Instruction · November 15, 2018

Feedback and Interacting Elements

Our students are inundated with information in school, especially as iPads make their way into student hands. Intentional lesson design can help students focus on learning and open up opportunities for feedback between the teacher and student in the moment.

Feedback in the Moment

Quick feedback on learning (formative assessment) is the flow of information between students and teachers. This information should help the student assess their own learning and inform the teacher’s future instruction. This is important for two reasons:

  1. If a student can assess their own position, they can more effectively plan for next stems (metacognition).
  2. The teacher ensures that any subsequent instruction is used to close gaps and build connections to novel ideas.

Formative assessment is outlined in detail by Grant Wiggins and Jay McTigh in their Understanding by Design framework and Wiggins gives even more detail about feedback in instruction in this 2006 article. Knowing where you’re going in the instruction (backwards design) helps you assess students effectively, which supports their learning.

Controlling Interacting Elements

Our brains use a variety of tools to learn new material. The dance between sensory memory, working memory, and long-term memory is complex and even a cursory understanding of their interaction can help you plan more effective lessons.

By Erich Parker CC BY-SA 4.0, from Wikimedia Commons

For students to internalize information, we need to direct their attention away from distraction and engage their working memory. Element interaction is the relatedness of any two (or more) ideas included in the lesson or activity. element is anything that needs to be learned or processed and the interactivity relates to how reliant one element is on other elements for comprehension.

Notice, it’s the reliance of elements on one another that determines interactivity. In his post, Blake Harvard makes the distinction between knowing which cells in your eye perceive color (cones) and how that information is translated to your brain (go read the post if you’re curious).

In Practice

An idea we bring to teachers is, “If you can’t see it happening, it isn’t happening.” In other words, when your students are working on an activity or lesson, you need to specifically look for students making connections between ideas. If a lesson has high element interactivity (significant reliance of one element on another), you need to lean heavily on the feedback process to help students manage their learning. Helping student see the connections through feedback will help them move out of working memory (active processing) and encode those ideas into their long-term memory.

Also, notice the Rehearsal arrow. Recalling information helps codify their understanding. This is known as “spiraling” within content and it reinforces the truth that no two ideas are truly independent. Finding and understanding relationships will help the student build holistic understanding that can be applied to novel situations, which should be one of our higher goals in teaching.

Think through your own lesson design: do you have multiple opportunities for feedback before a summative task?

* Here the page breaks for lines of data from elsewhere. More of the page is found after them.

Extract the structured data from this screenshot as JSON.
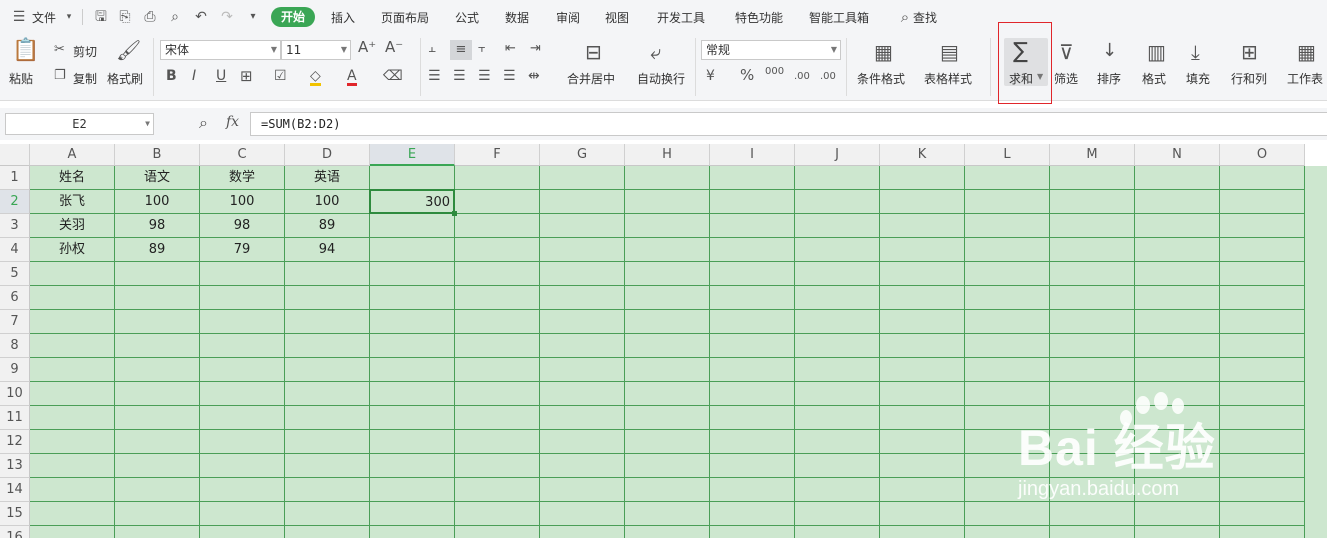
{
  "menu": {
    "file": "文件",
    "tabs": [
      "开始",
      "插入",
      "页面布局",
      "公式",
      "数据",
      "审阅",
      "视图",
      "开发工具",
      "特色功能",
      "智能工具箱"
    ],
    "active_tab": "开始",
    "search": "查找"
  },
  "ribbon": {
    "paste": "粘贴",
    "cut": "剪切",
    "copy": "复制",
    "format_painter": "格式刷",
    "font_name": "宋体",
    "font_size": "11",
    "merge_center": "合并居中",
    "wrap_text": "自动换行",
    "number_format": "常规",
    "conditional_format": "条件格式",
    "table_style": "表格样式",
    "sum": "求和",
    "filter": "筛选",
    "sort": "排序",
    "format": "格式",
    "fill": "填充",
    "rows_cols": "行和列",
    "worksheet": "工作表",
    "percent": "%",
    "thousands": "000",
    "inc_decimal": ".00",
    "dec_decimal": ".00",
    "fx": "fx"
  },
  "formula_bar": {
    "name_box": "E2",
    "formula": "=SUM(B2:D2)"
  },
  "grid": {
    "columns": [
      "A",
      "B",
      "C",
      "D",
      "E",
      "F",
      "G",
      "H",
      "I",
      "J",
      "K",
      "L",
      "M",
      "N",
      "O"
    ],
    "rows": [
      "1",
      "2",
      "3",
      "4",
      "5",
      "6",
      "7",
      "8",
      "9",
      "10",
      "11",
      "12",
      "13",
      "14",
      "15",
      "16"
    ],
    "selected_column": "E",
    "selected_row": "2",
    "data": [
      [
        "姓名",
        "语文",
        "数学",
        "英语",
        ""
      ],
      [
        "张飞",
        "100",
        "100",
        "100",
        "300"
      ],
      [
        "关羽",
        "98",
        "98",
        "89",
        ""
      ],
      [
        "孙权",
        "89",
        "79",
        "94",
        ""
      ]
    ]
  },
  "watermark": {
    "logo": "Bai 经验",
    "site": "jingyan.baidu.com"
  },
  "colors": {
    "accent": "#3aa655",
    "grid_fill": "#cde7cf",
    "grid_line": "#4a9e57",
    "highlight_box": "#e0262b"
  }
}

Are there places where you could reduce (or increase) element interactivity to help your students form connections? Our challenge is that you look ahead and adjust one lesson, taking these ideas into account. If you’d like help with that, be sure to get in touch with the Instructional Technology team.

The featured image is MWT… flickr photo by feck_aRt_post shared under a Creative Commons (BY-NC-ND) license